The researchers who provided details on extracting Windows passwords stored by flawed fingerprint-reader software say the greatest vulnerability to the attack lies in the enterprise.
“It's in corporate environments that this is a bigger deal - since an attacker can easily get the Windows password, they can spread their attack to other machines and other systems far more quickly,” said Adam Caudill, who is a software developer/architect, and security researcher.
Caudill and Brandon Wilson took it upon themselves to figure out the critical flaw, revealed last month, in UPEK Protector Suite, a fingerprint-reader software. The , which decided not to release details of the vulnerability. But ElcomSoft tickled the curiosity of security experts by claiming the flaw compromised “the entire security model of Windows accounts.”
Basically, the UPEK software stores the user’s Windows passwords in a scrambled format in the registry. Caudill and Wilson recreated the method for extracting those passwords.
Caudill says the answer to whether the entire Windows security model is compromised is yes and no.
“There is a major mitigating factor that we have to keep in mind - those registry keys have permissions set so that you have to be a Local Admin to access them,” he said. That means a hackers already has to be under the control of a machine in order to extract the Windows passwords associated with the fingerprint-reader.
“So, on one hand [UPEK] is doing something that should never be done: storing an encrypted password - Windows itself doesn't even do this, it stores a hash - and worse, they do so in a way that's easily reversed,” Caudill said.
Easily reversed because Caudill and Wilson discovered that UPEK used a bastardized version of AES-256 password encryption that produced a 56-bit key. In addition, the key used is always the same.
Caudill thinks UPEK weakened the encryption to get around export restrictions on strong encryption that were in place in the U.S. at the time the software was developed.

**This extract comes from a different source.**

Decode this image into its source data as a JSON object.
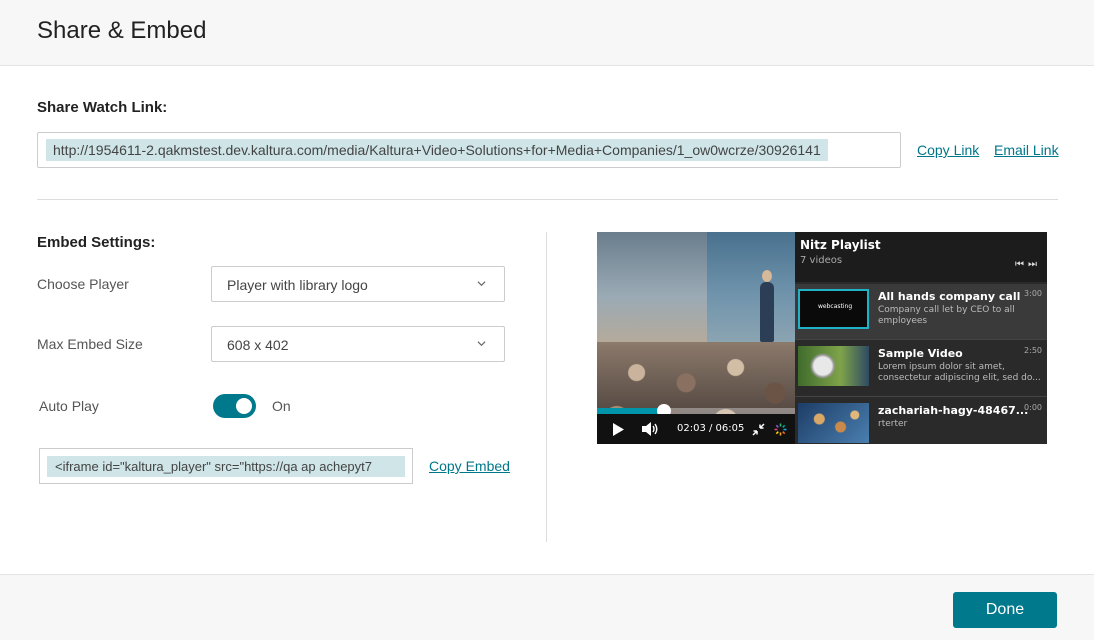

“Because of the extremely poor way this software was implemented, the encryption might as well be non-existent. The key is fixed, and it's only 56 bits. So any attacker with administrative rights on a machine can access the user's password in plain-text,” he said.
Given that reality, Caudill sees the enterprise and its users as the most vulnerable.
“It allows an attacker to more easily spread an attack from one machine to many - and thanks to password reuse, they will probably be able to use that password to access other systems that the victim has access to,” he said.
Caudill and Wilson have posted a proof-of-concept of their findings on Github. The pairs intent is to allow enterprises to understand the problems and protect themselves against them. Caudill says they have not be criticized for revealing details of the exploit.
“All the feedback has either been asking for help in porting the code for use in other tools, or thanks for helping companies confirm that their systems are secure,” he said.
The laptop manufacturers using UPEK software include Acer, ASUS, Dell, Gateway, Lenovo, MSI, NEC, Samsung, Sony, and Toshiba.
Authentec acquired the tainted UPEK software in September 2010. The technology is now owned by Apple.